Ideally, a child enters the grades program joyfully with eagerness to learn. A love of learning can be fostered in many ways in the early childhood program. In self-directed free play a child educates himself about the world simply by playing what interests him most. We help guide this process by providing a healthy play environment both indoors and out, and by modeling healthy adult activity the child can imitate. Storytelling is another way to inspire the children in their play. It is common to find children playing out a story that they have heard in class. By meeting the children developmentally in both the early childhood program and the grades program we provide an environment in which learning can be joyful every day.
Wonder and Anticipation
Wonder and anticipation are critical components of a love of learning as well. Leaving questions unanswered goes a long way in helping a child develop a sense of wonder. In class children often hear, “What a mystery…”, “What does it look like to you?”, or “I guess we’ll have to wait and see” in response to their questions. This encourages them to come up with their own answers or simply ponder. Waiting for tasks which are given only when a child is ready gives the child an opportunity to experience anticipation. Examples of this include pouring tea at snack, helping others in the cubby room, jumping rope, doing a special sewing project, cutting vegetables with a “teacher” knife, going to Woods Day, and finally, going to first grade. When a child is really ready for a new task, she will succeed at completing it. This success gives the child a sense of pride and builds confidence which will carry the child through her next challenge.
These are just a few of the ways in which our preschool and kindergarten students are preparing for the grades program. The children are also developing language skills, learning about the natural world, becoming socially aware, and building strong will forces, among other things; all through the implicit guidance of their teachers in simple activities, stories, and free play. As a teacher, I feel honored to be guiding these children along on their journey!
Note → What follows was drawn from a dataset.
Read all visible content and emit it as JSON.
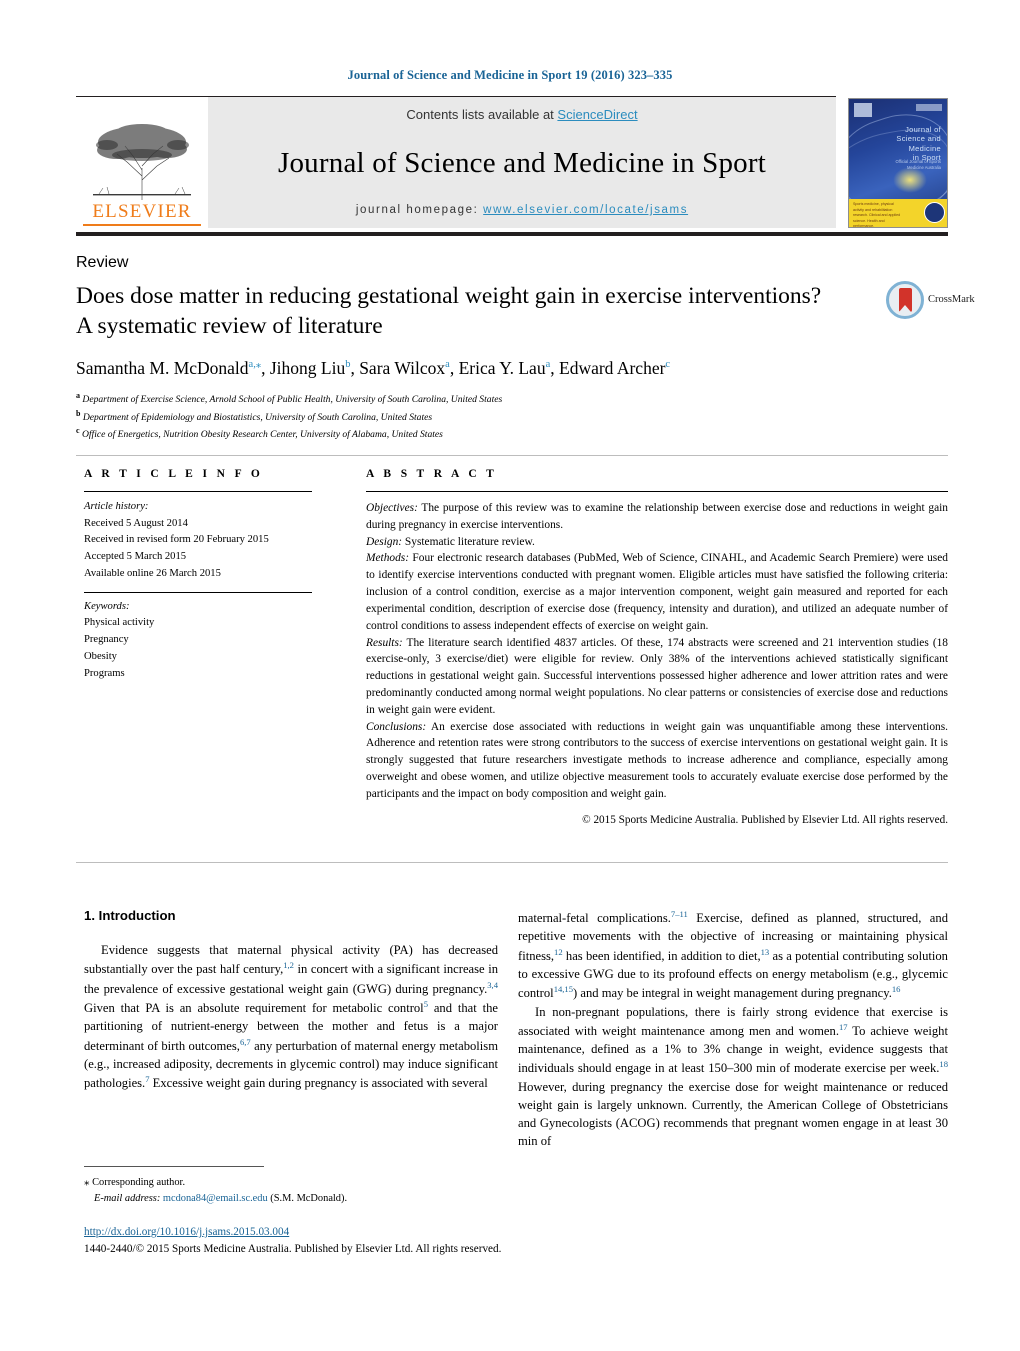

Laura Mason, Early Childhood Faculty Chair and Morning Glory Kindergarten Teacher Born in Kirkland, WA, Laura Mason was raised in the then-rural neighborhood of North Rose Hill. Though she and her sisters spent long hours playing in horse pastures, open fields, and woods surrounding their home, her favorite place was the dirt pile in her yard, where she spent many hours digging tunnels and making mud pies. Childhood vacations were spent hiking and camping in the Cascades as well as taking road trips to museums and historic sites. Many of these experiences are well known to her students, as she brings them to life in the classroom through storytelling. Miss Laura attended local schools from kindergarten through high school, sharing a classroom with several friends for the entire 13 years. Throughout school, she loved vocal music programs, particularly performing at music festivals. After Miss Laura transferred her elder daughter to Three Cedars School in the first grade, she began a new career as an early childhood teacher. She joined Three Cedars in 2002 as a preschool assistant, then served as a preschool teacher, and finally, as a mixed-age kindergarten teacher. Miss Laura received her Early Childhood In-Service Teacher Training Certification from Rudolf Steiner College, where she discovered a love of wood carving and a renewed enthusiasm for gardening, both of which she brings into her work as a teacher.